Both Informa’s Business Intelligence division and Euromoney (70 percent owned by DMGT) are in the high-value subscription business, but while Euromoney has had a very focused, top-down approach which seems to be working, things aren't quite as rosy for Informa Plc.
The sheer rate that think-pieces and comment articles are published about the media industry means that if you blink, you'll inevitably miss an important insight or piece of analysis. So here's a roundup of some of the best and most informative articles including Tesco's latest ad tech push, Digital First media's digital problems and a lot of Facebook stats.
While the web's oversupply of flesh and sex has undermined one of Nuts' main USPs, that dynamic is just an especially salacious example of how the middle ground of publishing is becoming increasingly untenable for a far broader range of media that is stuck between scale and niche.
Hackers looking for data to sell on the black market are no longer attacking high profile institutions like banks and governments, but instead are looking for softer targets, including media companies. Here's how they are doing it and what media companies can do to protect themselves.
TheMediaBriefing's British Media Awards shortlist was unveiled on Twitter today. The companies, teams and brands that made the cut are some of the best examples of innovation and success in the UK media scene.
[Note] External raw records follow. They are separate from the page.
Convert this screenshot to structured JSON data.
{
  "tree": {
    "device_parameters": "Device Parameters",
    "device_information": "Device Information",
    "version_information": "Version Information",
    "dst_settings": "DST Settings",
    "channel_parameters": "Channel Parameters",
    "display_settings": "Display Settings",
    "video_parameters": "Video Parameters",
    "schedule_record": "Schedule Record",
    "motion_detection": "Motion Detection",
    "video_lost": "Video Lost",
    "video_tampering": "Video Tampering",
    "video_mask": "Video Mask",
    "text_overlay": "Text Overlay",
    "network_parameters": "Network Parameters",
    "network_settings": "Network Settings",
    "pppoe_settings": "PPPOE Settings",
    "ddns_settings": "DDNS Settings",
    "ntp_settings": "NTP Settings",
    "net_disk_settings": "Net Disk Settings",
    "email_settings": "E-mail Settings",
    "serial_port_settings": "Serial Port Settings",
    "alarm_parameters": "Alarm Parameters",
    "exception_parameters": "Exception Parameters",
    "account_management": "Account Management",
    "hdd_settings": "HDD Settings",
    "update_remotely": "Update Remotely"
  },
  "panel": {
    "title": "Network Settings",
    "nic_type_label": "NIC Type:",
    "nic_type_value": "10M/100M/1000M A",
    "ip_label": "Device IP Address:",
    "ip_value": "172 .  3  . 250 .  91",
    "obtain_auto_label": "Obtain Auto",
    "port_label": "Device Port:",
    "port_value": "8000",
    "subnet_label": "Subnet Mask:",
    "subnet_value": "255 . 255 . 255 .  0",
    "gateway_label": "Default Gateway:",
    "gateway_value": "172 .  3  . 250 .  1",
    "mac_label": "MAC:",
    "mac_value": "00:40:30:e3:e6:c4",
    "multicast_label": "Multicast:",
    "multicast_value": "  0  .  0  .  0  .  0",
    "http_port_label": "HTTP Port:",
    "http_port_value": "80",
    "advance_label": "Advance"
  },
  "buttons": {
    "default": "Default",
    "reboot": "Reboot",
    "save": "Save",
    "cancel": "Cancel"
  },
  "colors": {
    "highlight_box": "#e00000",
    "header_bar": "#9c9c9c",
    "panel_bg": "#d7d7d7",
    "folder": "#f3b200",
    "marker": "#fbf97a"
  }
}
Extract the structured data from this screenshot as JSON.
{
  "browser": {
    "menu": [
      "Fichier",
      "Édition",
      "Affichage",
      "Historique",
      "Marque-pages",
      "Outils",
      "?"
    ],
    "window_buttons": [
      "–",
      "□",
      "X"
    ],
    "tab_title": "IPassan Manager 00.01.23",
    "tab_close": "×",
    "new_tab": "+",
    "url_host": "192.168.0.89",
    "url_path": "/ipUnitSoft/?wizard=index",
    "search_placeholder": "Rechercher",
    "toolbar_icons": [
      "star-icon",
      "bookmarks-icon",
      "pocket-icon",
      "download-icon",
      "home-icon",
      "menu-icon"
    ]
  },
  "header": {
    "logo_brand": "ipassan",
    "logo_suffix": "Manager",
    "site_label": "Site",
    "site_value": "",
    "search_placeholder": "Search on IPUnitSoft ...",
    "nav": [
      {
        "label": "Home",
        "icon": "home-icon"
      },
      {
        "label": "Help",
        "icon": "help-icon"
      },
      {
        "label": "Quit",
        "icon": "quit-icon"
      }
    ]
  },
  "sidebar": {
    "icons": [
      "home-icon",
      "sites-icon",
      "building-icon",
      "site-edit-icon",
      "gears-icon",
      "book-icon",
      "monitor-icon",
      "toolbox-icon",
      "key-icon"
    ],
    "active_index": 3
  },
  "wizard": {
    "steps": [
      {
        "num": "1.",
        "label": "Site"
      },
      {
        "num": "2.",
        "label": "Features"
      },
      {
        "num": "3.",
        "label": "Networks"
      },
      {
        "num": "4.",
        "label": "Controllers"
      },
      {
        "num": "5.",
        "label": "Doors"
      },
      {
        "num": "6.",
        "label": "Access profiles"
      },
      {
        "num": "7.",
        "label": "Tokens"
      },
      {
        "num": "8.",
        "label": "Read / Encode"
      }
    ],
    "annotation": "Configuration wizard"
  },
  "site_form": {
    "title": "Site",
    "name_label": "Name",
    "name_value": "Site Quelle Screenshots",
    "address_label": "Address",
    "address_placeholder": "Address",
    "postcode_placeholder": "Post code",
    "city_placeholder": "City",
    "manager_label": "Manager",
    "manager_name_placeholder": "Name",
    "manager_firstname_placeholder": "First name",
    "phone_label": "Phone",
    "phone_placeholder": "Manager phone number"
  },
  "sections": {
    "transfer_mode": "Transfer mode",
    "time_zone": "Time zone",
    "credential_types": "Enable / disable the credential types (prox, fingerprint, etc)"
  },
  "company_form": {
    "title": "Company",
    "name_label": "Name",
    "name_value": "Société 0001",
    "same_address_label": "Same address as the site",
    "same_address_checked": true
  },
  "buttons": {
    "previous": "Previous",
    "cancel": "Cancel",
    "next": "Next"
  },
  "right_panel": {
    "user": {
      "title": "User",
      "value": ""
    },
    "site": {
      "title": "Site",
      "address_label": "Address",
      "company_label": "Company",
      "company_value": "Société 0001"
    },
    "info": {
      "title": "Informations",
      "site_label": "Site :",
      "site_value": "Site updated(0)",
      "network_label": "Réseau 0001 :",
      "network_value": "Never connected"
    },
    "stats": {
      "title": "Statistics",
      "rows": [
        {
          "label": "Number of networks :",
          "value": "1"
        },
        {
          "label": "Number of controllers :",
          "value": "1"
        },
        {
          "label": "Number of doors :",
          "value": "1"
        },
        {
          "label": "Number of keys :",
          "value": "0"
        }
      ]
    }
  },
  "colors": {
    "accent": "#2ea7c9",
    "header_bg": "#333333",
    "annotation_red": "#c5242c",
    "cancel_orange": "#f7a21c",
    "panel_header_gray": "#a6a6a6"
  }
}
Below is the full shortlist, followed by a roundup of some of the responses on social media.
The shift from offline to online ad spend is often seen as the defining feature of the huge shakeup in the global ad market over the last few years. However, there's another, more alarming way of painting this picture – the move from advertising against written media, to advertising against online services.